On 8th of August 2017, the republic of Kenya conducted its general election. This was an election which pitted the current head of state the Incumbent Uhuru Muigai Kenyatta against the country’s major opposition leader Raila Amolo Odinga. The stakes were high and there was a lot of tension in the air as the D day got closer and closer. The opposition had already made several claims against the government of attempting to rig the oncoming elections by using the electoral body to doctor the results in their favor. One of these claims was based on the printing firm that was supposed to print the ballot papers for the election having personal and business ties with the incumbent head of state Mr. Kenyatta and his family.
The printing firm Al Ghurair Printing & Publishing won the tender to print the ballots supposedly on Mr. Kenyatta’s insistence after the head of state introduced its chairman Mr. Majid Al Ghurair to the Independent Electoral and Boundaries Commission (IEBC) CEO Ezra Chiloba. This happened while Mr. Majid Ghurair visited the country as part of a delegation from Dubai brought by the Dubai Chamber of Commerce. It is rumored during this meeting the president introduced the head of the firm to the CEO of IEBC from whence a partnership was struck. The opposition tried to present this information to court but their case was dismissed partly due to the fact that the firm had already started printing ballot papers and there was no time to source for a new firm just a few weeks to the election. To add insult to injury IEBC went ahead and ordered the firm to print 1.2 million extra ballot papers for the presidential race.

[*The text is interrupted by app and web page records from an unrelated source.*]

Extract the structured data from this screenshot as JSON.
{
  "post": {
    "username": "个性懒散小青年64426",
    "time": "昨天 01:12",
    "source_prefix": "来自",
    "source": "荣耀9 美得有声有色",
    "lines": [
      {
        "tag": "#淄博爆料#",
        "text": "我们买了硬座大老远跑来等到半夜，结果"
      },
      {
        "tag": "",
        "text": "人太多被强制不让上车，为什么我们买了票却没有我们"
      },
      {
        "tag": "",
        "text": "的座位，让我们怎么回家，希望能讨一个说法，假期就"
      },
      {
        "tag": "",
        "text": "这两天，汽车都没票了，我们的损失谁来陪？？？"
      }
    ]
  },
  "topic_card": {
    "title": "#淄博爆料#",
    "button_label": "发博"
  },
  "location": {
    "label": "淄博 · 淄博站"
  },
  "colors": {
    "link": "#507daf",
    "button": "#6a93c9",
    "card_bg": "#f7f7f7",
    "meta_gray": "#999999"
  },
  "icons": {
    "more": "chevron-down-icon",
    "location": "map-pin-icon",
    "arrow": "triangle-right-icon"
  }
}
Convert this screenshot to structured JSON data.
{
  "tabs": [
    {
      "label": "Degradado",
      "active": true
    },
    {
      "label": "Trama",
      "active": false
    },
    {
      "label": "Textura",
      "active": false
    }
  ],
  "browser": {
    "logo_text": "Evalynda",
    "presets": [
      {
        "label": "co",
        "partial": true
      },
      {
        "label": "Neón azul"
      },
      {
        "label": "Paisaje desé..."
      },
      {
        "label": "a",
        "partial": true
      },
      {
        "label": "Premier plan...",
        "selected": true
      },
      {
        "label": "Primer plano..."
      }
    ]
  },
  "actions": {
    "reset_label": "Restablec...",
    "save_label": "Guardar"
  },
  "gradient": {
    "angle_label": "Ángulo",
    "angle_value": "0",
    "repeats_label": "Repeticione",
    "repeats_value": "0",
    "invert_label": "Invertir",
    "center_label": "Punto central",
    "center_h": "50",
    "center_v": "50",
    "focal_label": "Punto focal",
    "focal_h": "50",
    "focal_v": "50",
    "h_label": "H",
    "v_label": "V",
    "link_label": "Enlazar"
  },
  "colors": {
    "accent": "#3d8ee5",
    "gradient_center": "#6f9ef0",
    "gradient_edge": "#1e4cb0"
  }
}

The IEBC chairman justified it at the time as a way to cater for spoilt ballots before voting. However, the opposition wasn’t taking that as an excuse and accused the commission of planning to rig the presidential race using the extra ballots. This accusation the commission vehemently denied. To counter this claim the commission assured the opposition that each ballot paper would be accounted for in the polling diary and that they would each come with security features complete with serial numbers making it impossible to stuff the votes. These security additions were to be used alongside the Kenya Integrated Elections Management System (KIEMS) which was a way to digitally identify the voter and thus prevent instances of double voting throughout the country. This system was also going to be used to transmit results from the constituencies to the national tallying centre at Bomas of Kenya. This is where results from all constituencies would be added up and tabulated for display on the news channels and the online IEBC portal.
These strict security processes which IEBC assured the opposition and the public it would follow increased peoples trust in the institution towards the final weeks to the election. However, about 10 days to the poll a seismic event occurred in Kenya which threatened to turn back all the progress made! The Data Centre and Infrastructure manager in charge of the KIEMS system at IEBC was brutally murdered in mysterious circumstances. His body was found dumped in a thicket by police in Kiambu Kenya who then transported it to the city mortuary. Post mortem reports revealed that he had been brutally tortured before being murdered by his killers. The reason as to his murder remains unknown but investigations carried out revealed that he had filed reports at Central Police Station claiming his life was in danger. Why the police didn’t act on the claims and give him a security escort or attach a bodyguard to his person remains a mystery! This event threatened to derail the August elections as the opposition was quick to point out that whoever had carried out the murder did it to interfere with the integrity of the poll! Chris Msando prior to his death had been on several news channel discussing the security and efficiency of the KIEMS system that was to be used to conduct elections. He had stated on several occasions that the system was not riggable and was full proof. He was the officer in charge of its implementation and testing and prior to his death he was carrying out public demonstrations of the KIEMS system to the general public and stakeholders involved in the election.
Despite this event, the election went ahead as planned since the Chairman of the commission gave assurances that nothing in the KIEMS system had been compromised. He gave assurances that the technical team which had been working with Chris prior to his death was capable of conducting the elections without any hitches. On voting day Kenyans turned out in large numbers to vote. The voting process was very successful as there were no incidences of unrest or violence in almost every major polling station in the country. People conducted themselves in a manner which was almost untypical of African nations. Both opposition and government supporters could be seen side by side sharing queues and talking as they went to vote. There was no feeling of unease or tension as seen in previous elections. In fact most business which were closed at the beginning of the day were already open by noon as business men who had already voted went back home and resumed their businesses. For the most part the heavy security presence which had been deployed in polling stations incase violence broke out abruptly found themselves with nothing much to do other than organize queues and read newspapers.
The Kenyan people had made a point to Africa and the rest of the world at large! They proved that the conduction of elections didn’t have to result into war or violence. That it could be just another daily exercise if conducted in an orderly manner without interferences. All that remained was for the IEBC to tally the votes and announce the results. This is the point from which all hell broke loose! To be continued…